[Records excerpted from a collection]
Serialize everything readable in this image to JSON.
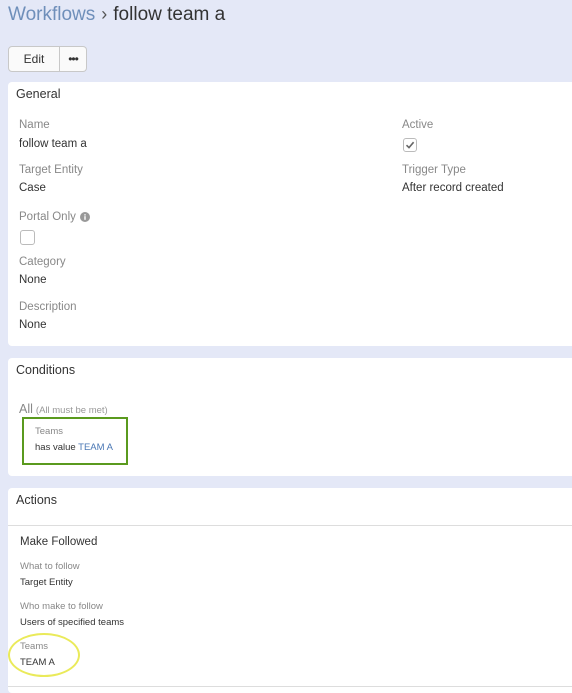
{
  "header": {
    "breadcrumb_link": "Workflows",
    "separator": "›",
    "title": "follow team a"
  },
  "toolbar": {
    "edit_label": "Edit",
    "more_label": "•••"
  },
  "general": {
    "title": "General",
    "name_label": "Name",
    "name_value": "follow team a",
    "active_label": "Active",
    "active_checked": true,
    "target_entity_label": "Target Entity",
    "target_entity_value": "Case",
    "trigger_type_label": "Trigger Type",
    "trigger_type_value": "After record created",
    "portal_only_label": "Portal Only",
    "portal_only_checked": false,
    "category_label": "Category",
    "category_value": "None",
    "description_label": "Description",
    "description_value": "None"
  },
  "conditions": {
    "title": "Conditions",
    "group_label": "All",
    "group_hint": "(All must be met)",
    "item_field": "Teams",
    "item_operator": "has value",
    "item_value": "TEAM A",
    "highlight_color": "#5a9a1e"
  },
  "actions": {
    "title": "Actions",
    "action_title": "Make Followed",
    "what_label": "What to follow",
    "what_value": "Target Entity",
    "who_label": "Who make to follow",
    "who_value": "Users of specified teams",
    "teams_label": "Teams",
    "teams_value": "TEAM A",
    "highlight_color": "#eaea5a"
  }
}
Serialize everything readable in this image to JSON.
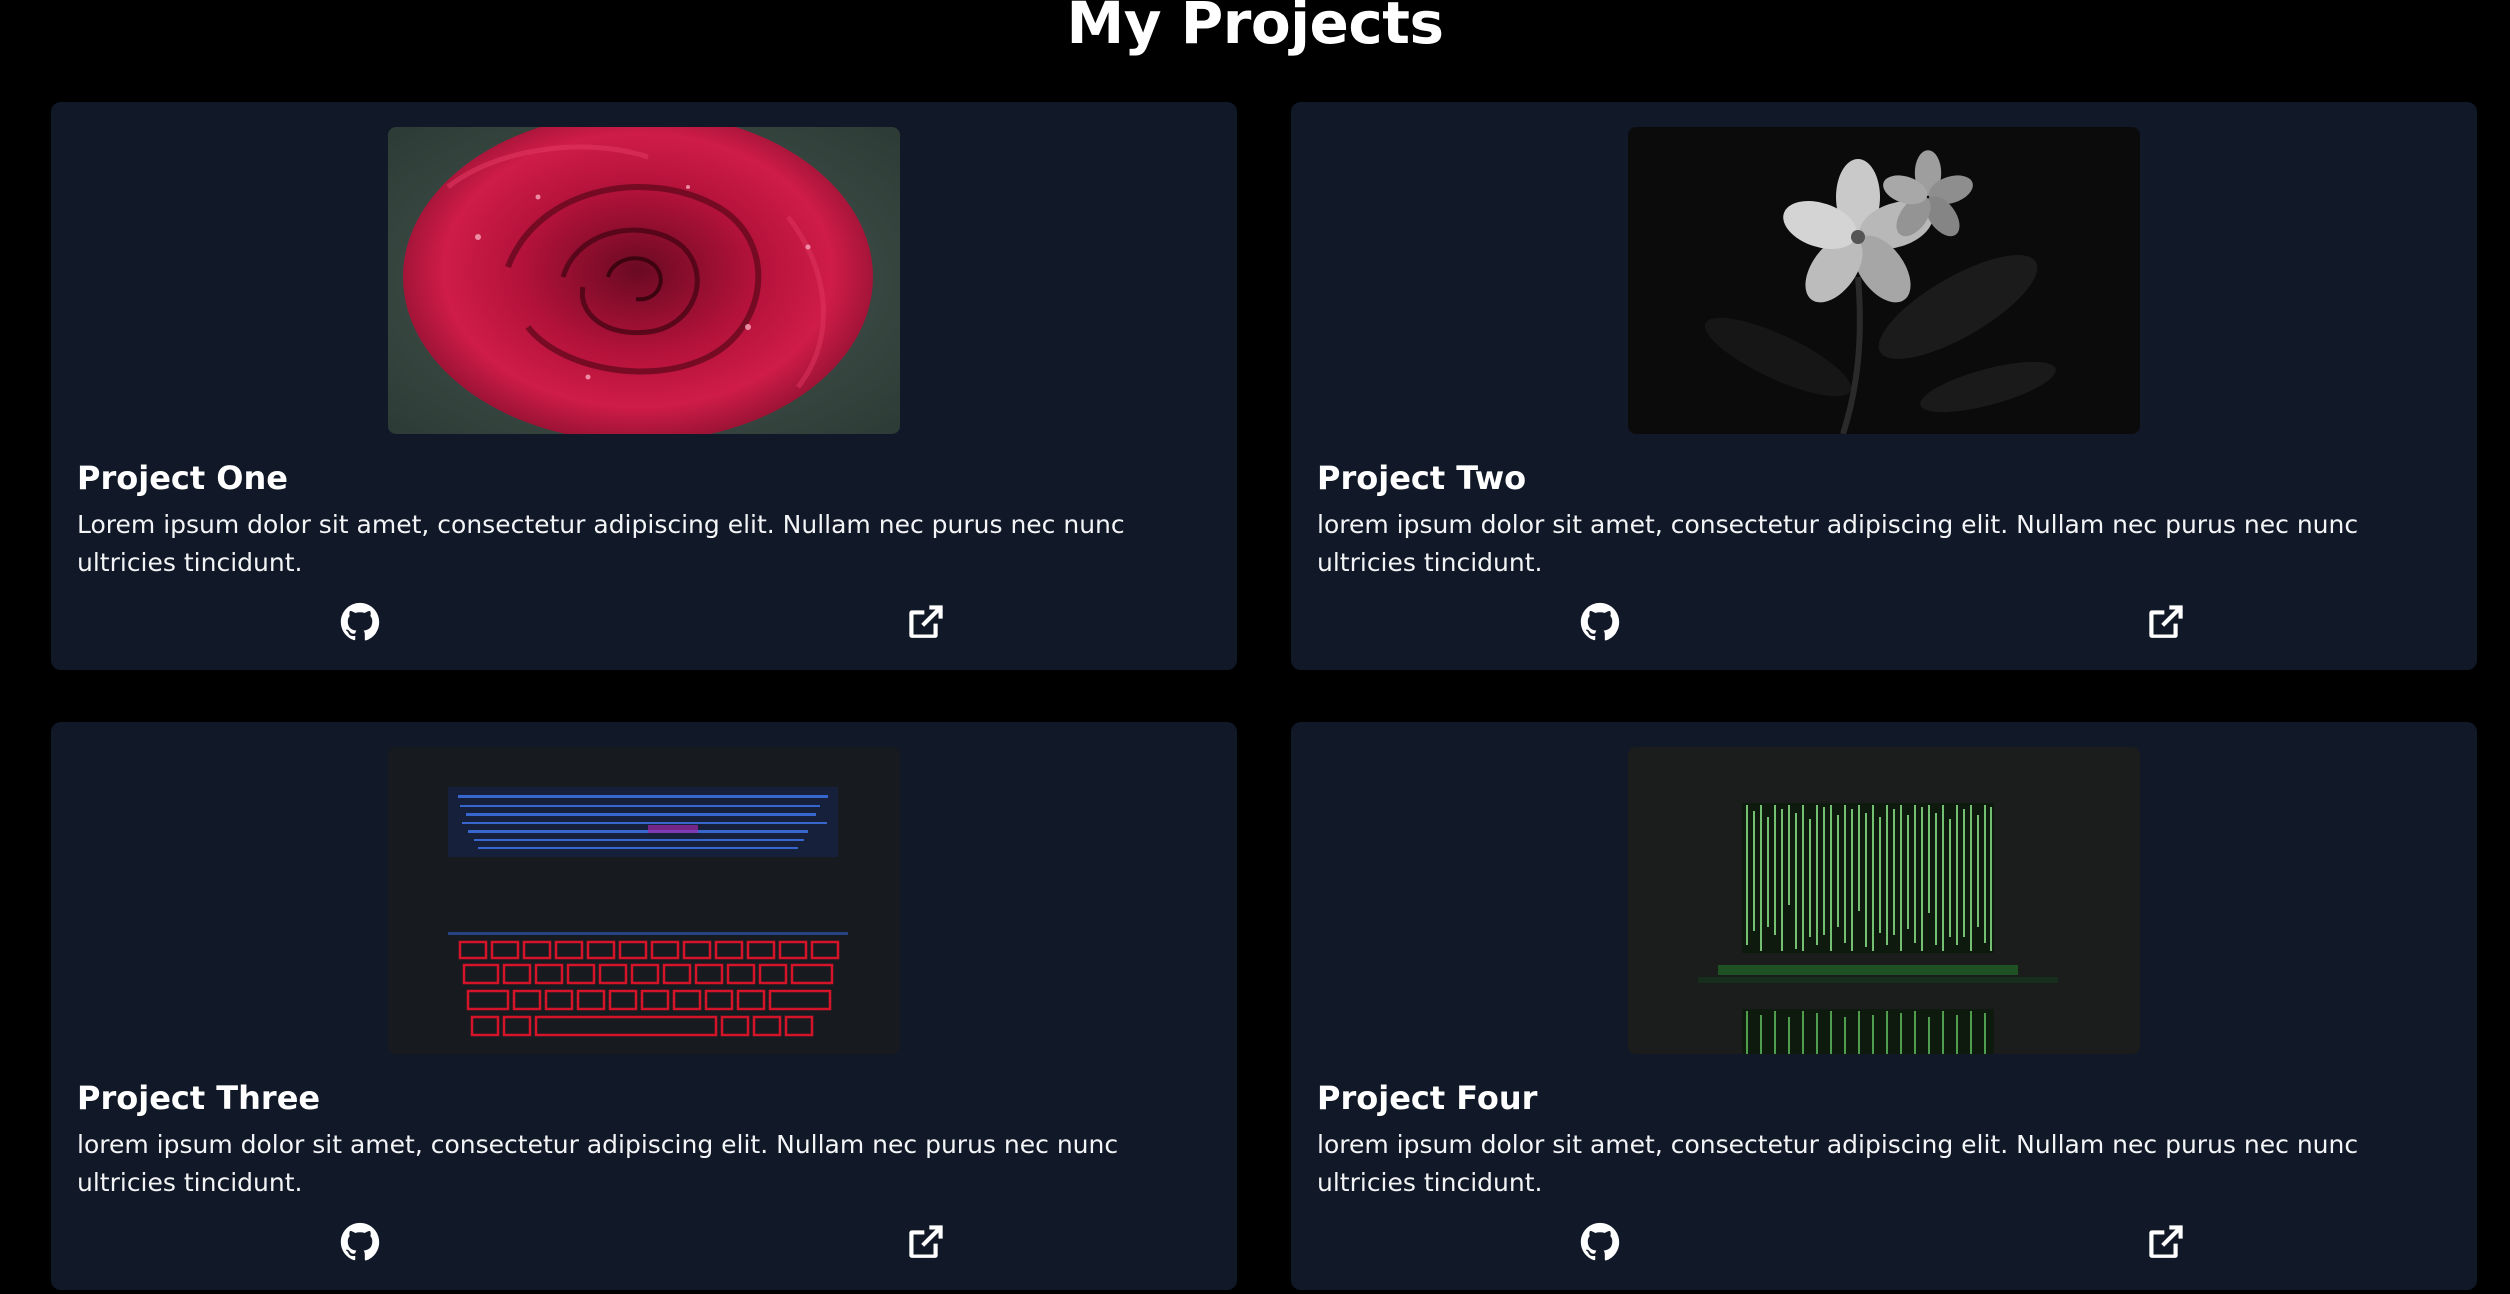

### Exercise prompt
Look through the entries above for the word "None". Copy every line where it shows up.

### Solution
    "category_value": "None",
    "description_value": "None"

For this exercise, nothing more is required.